The Lord answered Nathanael, “Before Philip called you, when you were under the fig tree, I saw you.”  When in Scripture we hear of a fig tree it is not an inconsequential detail: the fig tree is meant to remind us of the first mention of figs in the Bible, “Then the eyes of both of them were opened, and they knew that they were naked; and they sewed fig leaves together and made themselves coverings.”[5]  In the biblical narrative, a fig is connected directly with sin.  “When you were under the fig tree,” can, being interpreted, mean “when you were under sin.”  So the Lord says to Nathanael, “Before Philip called you, when you were under sin, I saw you.”  And he says the same to us, “Before you even accepted your true self, underneath the mask you pretend to be, before you even realised you were sinful, I saw you.”

And Nathanael sees, in this moment, the truth of who he himself is and therefore the truth of the man before him: “Rabbi, You are the Son of God! You are the King of Israel!”  He recognises his sinful self, recognises it and is not repulsed by it since he knows that God can make him whole.  In this recognition of himself he is able to proclaim Christ as the Son of God, the King of Israel.

My dear brothers and sisters in Christ, have we, even after a week, started the Fast?  Have we answered the call to come and see?  Have we stopped eating our neighbour’s flesh?  Do we surround ourselves with icons of Christ and his saints?

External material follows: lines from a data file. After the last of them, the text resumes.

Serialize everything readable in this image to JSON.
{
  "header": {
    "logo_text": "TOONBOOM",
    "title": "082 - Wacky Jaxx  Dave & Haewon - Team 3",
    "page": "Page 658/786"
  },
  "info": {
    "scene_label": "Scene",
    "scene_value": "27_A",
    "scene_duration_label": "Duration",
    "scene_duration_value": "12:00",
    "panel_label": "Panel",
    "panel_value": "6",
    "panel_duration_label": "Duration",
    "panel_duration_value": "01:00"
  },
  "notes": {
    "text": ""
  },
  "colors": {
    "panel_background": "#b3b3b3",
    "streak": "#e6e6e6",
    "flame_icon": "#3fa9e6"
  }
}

When we allow Christ into our hearts, through the training offered to us by the disciplines of Lent, we can come to knowledge of our true selves and peel away our own denial and heal our repressions.  Allow him in.  Let the Lord fill your heart that you may be a reflection of his likeness and become the saints we were created to be.

That together with all the elect we may fill the world with holiness and glorify the name of the triune God, Father, Son and Holy Spirit, now and ever, and to the ages of ages, Amen.

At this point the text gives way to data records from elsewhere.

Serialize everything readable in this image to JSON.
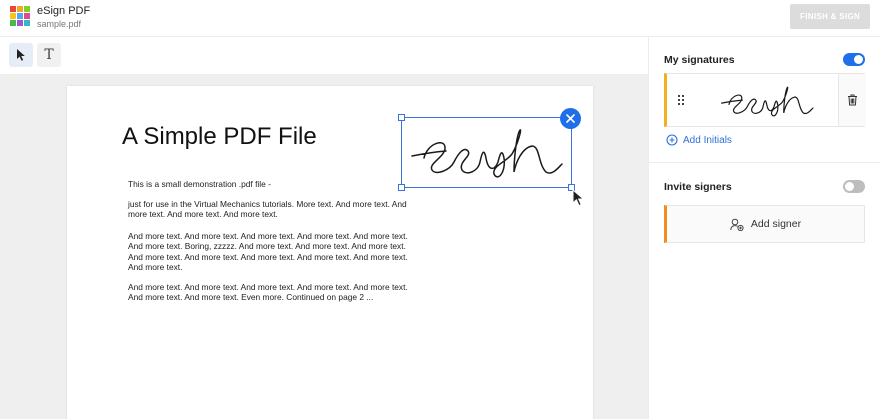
{
  "header": {
    "app_title": "eSign PDF",
    "file_name": "sample.pdf",
    "finish_label": "FINISH & SIGN"
  },
  "toolbar": {
    "tools": [
      "select-tool",
      "text-tool"
    ],
    "text_tool_glyph": "T"
  },
  "document": {
    "title": "A Simple PDF File",
    "paragraphs": [
      "This is a small demonstration .pdf file -",
      "just for use in the Virtual Mechanics tutorials. More text. And more text. And more text. And more text. And more text.",
      "And more text. And more text. And more text. And more text. And more text. And more text. Boring, zzzzz. And more text. And more text. And more text. And more text. And more text. And more text. And more text. And more text. And more text.",
      "And more text. And more text. And more text. And more text. And more text. And more text. And more text. Even more. Continued on page 2 ..."
    ]
  },
  "sidebar": {
    "my_signatures": {
      "title": "My signatures",
      "toggle_on": true,
      "add_initials_label": "Add Initials"
    },
    "invite_signers": {
      "title": "Invite signers",
      "toggle_on": false,
      "add_signer_label": "Add signer"
    }
  },
  "colors": {
    "accent": "#1f6feb",
    "signature_card_border": "#f2b01e",
    "signer_card_border": "#f28c1e",
    "finish_button_disabled": "#dcdcdc"
  },
  "icons": [
    "app-logo-icon",
    "cursor-arrow-icon",
    "text-icon",
    "close-icon",
    "drag-handle-icon",
    "trash-icon",
    "plus-circle-icon",
    "add-user-icon",
    "mouse-pointer-icon"
  ]
}
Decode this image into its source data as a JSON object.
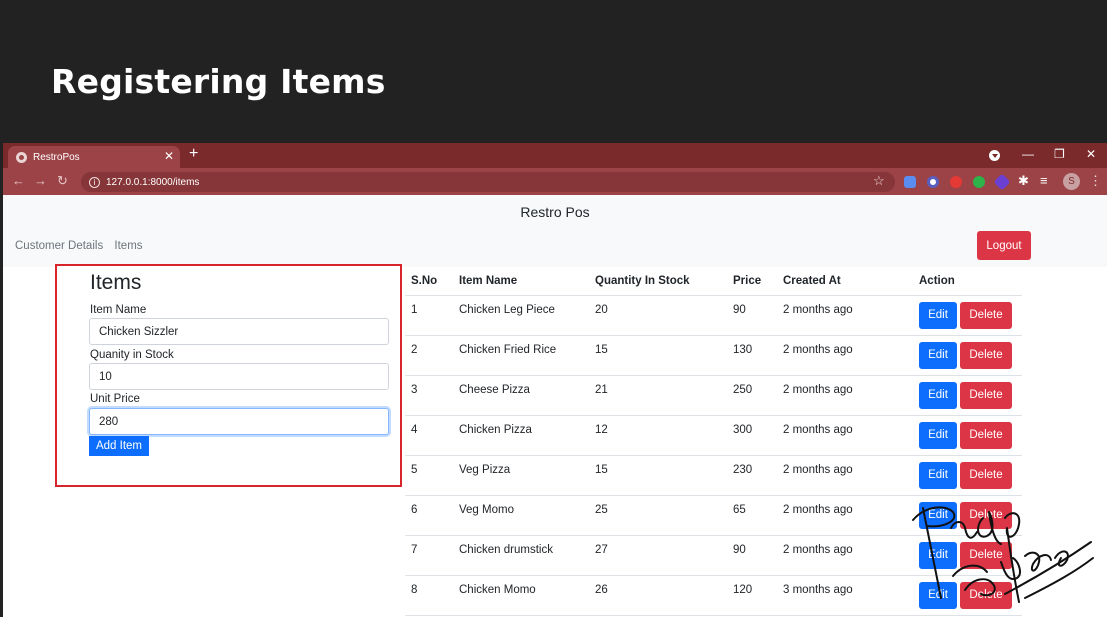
{
  "slide": {
    "title": "Registering Items"
  },
  "browser": {
    "tab_title": "RestroPos",
    "tab_close": "✕",
    "new_tab": "+",
    "url": "127.0.0.1:8000/items",
    "profile_initial": "S",
    "extension_colors": [
      "#5b8cf0",
      "#ffffff",
      "#e53935",
      "#2db34a",
      "#6a3fd1",
      "#ffffff"
    ]
  },
  "app": {
    "brand": "Restro Pos",
    "nav": [
      "Customer Details",
      "Items"
    ],
    "logout_label": "Logout"
  },
  "form": {
    "title": "Items",
    "fields": [
      {
        "label": "Item Name",
        "value": "Chicken Sizzler"
      },
      {
        "label": "Quanity in Stock",
        "value": "10"
      },
      {
        "label": "Unit Price",
        "value": "280"
      }
    ],
    "submit_label": "Add Item"
  },
  "table": {
    "columns": [
      "S.No",
      "Item Name",
      "Quantity In Stock",
      "Price",
      "Created At",
      "Action"
    ],
    "edit_label": "Edit",
    "delete_label": "Delete",
    "rows": [
      {
        "sno": "1",
        "name": "Chicken Leg Piece",
        "qty": "20",
        "price": "90",
        "created": "2 months ago"
      },
      {
        "sno": "2",
        "name": "Chicken Fried Rice",
        "qty": "15",
        "price": "130",
        "created": "2 months ago"
      },
      {
        "sno": "3",
        "name": "Cheese Pizza",
        "qty": "21",
        "price": "250",
        "created": "2 months ago"
      },
      {
        "sno": "4",
        "name": "Chicken Pizza",
        "qty": "12",
        "price": "300",
        "created": "2 months ago"
      },
      {
        "sno": "5",
        "name": "Veg Pizza",
        "qty": "15",
        "price": "230",
        "created": "2 months ago"
      },
      {
        "sno": "6",
        "name": "Veg Momo",
        "qty": "25",
        "price": "65",
        "created": "2 months ago"
      },
      {
        "sno": "7",
        "name": "Chicken drumstick",
        "qty": "27",
        "price": "90",
        "created": "2 months ago"
      },
      {
        "sno": "8",
        "name": "Chicken Momo",
        "qty": "26",
        "price": "120",
        "created": "3 months ago"
      }
    ]
  },
  "signature_text": "Pradip Pokhrel"
}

[1] See Matt. 7:13-14.
[2] John of Damascus, ‘On the holy images,’ I, 5.
[3] Heb. 12:1.
[4] 2 Cor. 4:7-10.
[5] Gen. 3:7.


Brethren, by faith Moses, when he was grown up, refused to be called the son of Pharaoh’s daughter, choosing rather to share ill-treatment with the people of God than to enjoy the fleeting pleasures of sin. And what more shall I say? For time would fail me to tell of Gideon, Barak, Samson, Jephthah, of David and Samuel and the prophets; who through faith conquered kingdoms, enforced justice, received promises, stopped the mouths of lions, quenched raging fire, escaped the edge of the sword, won strength out of weakness, became mighty in war, and put foreign armies to flight. Women received their dead by resurrection. Some were tortured, refusing to accept release that they might rise again to a better life. Others suffered mocking and scourging, and even chains and imprisonment. They were stoned, they were sawn in two, they were killed with the sword; they went about in skins of sheep and goats, destitute, afflicted, ill-treated—of whom the world was not worthy—wandering over deserts and mountains, and in dens and caves of the earth. And all these, though well attested by their faith, did not receive what was promised, since God had foreseen something better for us, that apart from us they should not be made perfect.

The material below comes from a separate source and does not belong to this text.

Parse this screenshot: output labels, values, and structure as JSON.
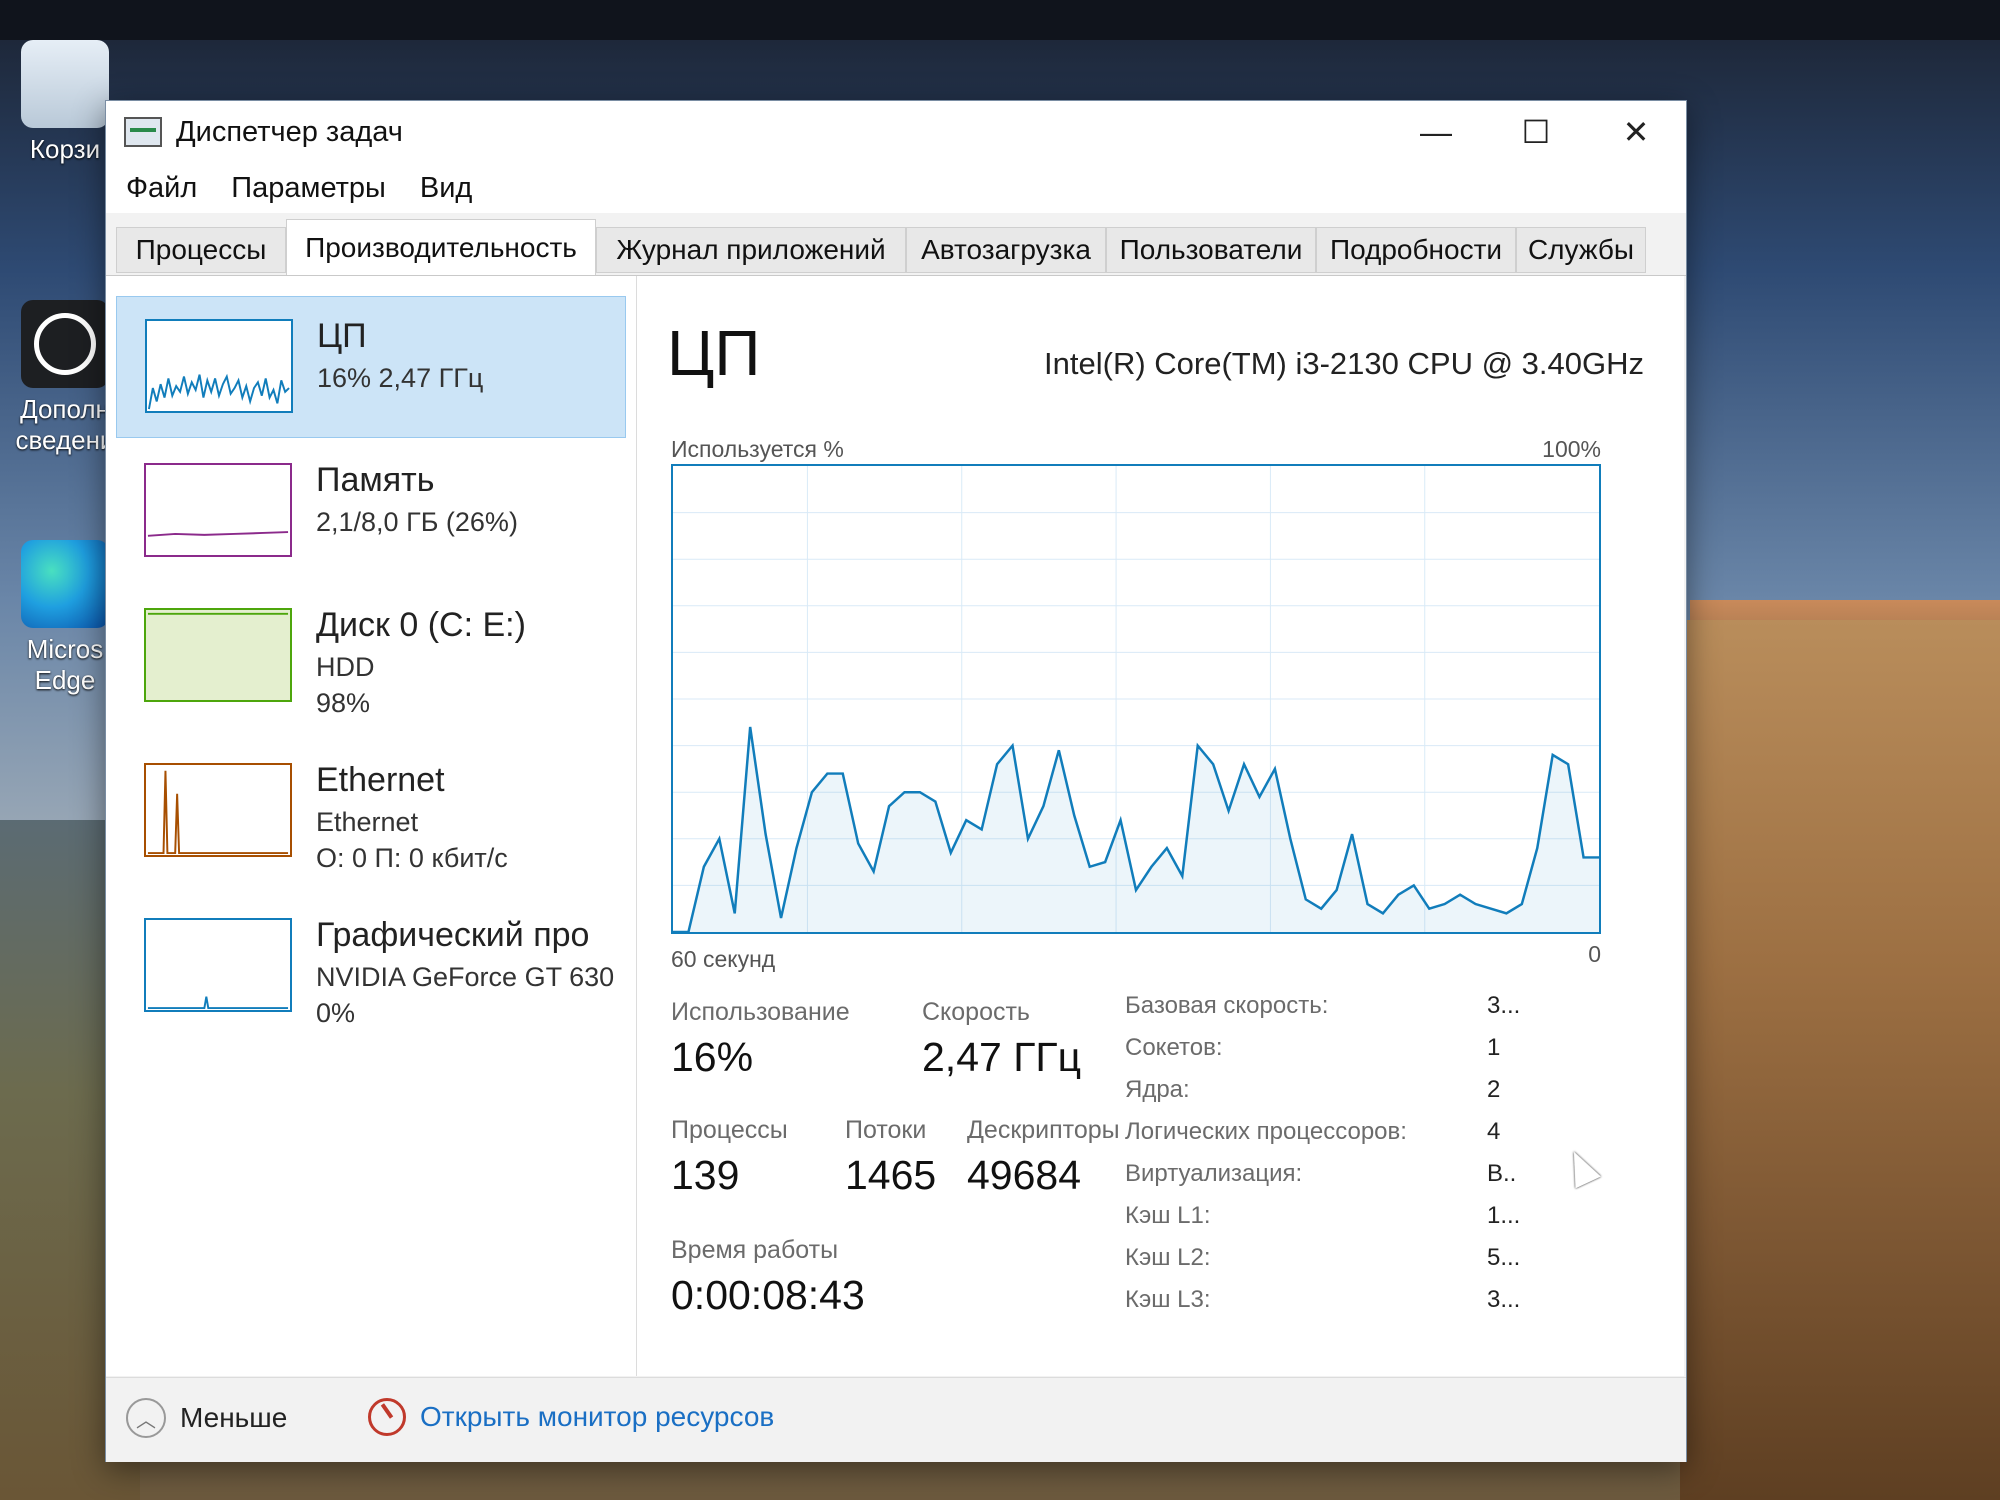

Hebrews 11:24-26, 32-40

At that time, Jesus decided to go to Galilee. And He found Philip and said to him, “Follow Me.”  Now Philip was from Bethsaida, the city of Andrew and Peter. Philip found Nathanael, and said to him, “We have found Him of Whom Moses in the Law and also the Prophets wrote, Jesus of Nazareth, the son of Joseph.” Nathanael said to him, “Can anything good come out of Nazareth?” Philip said to him, “Come and see.” Jesus saw Nathanael coming to Him, and said of him, “Behold, an Israelite indeed, in whom is no guile!” Nathanael said to Jesus, “How do you know me?” Jesus answered him, “Before Philip called you, when you were under the fig tree, I saw you.” Nathanael answered Him, “Rabbi, Thou art the Son of God! Thou art the King of Israel!” Jesus answered him, “Because I said to you, I saw you under the fig tree, do you believe? You shall see greater things than these.” And Jesus said to him, “Truly, truly, I say to you, you will see heaven opened, and the angels of God ascending and descending upon the Son of man.”

John 1:43-51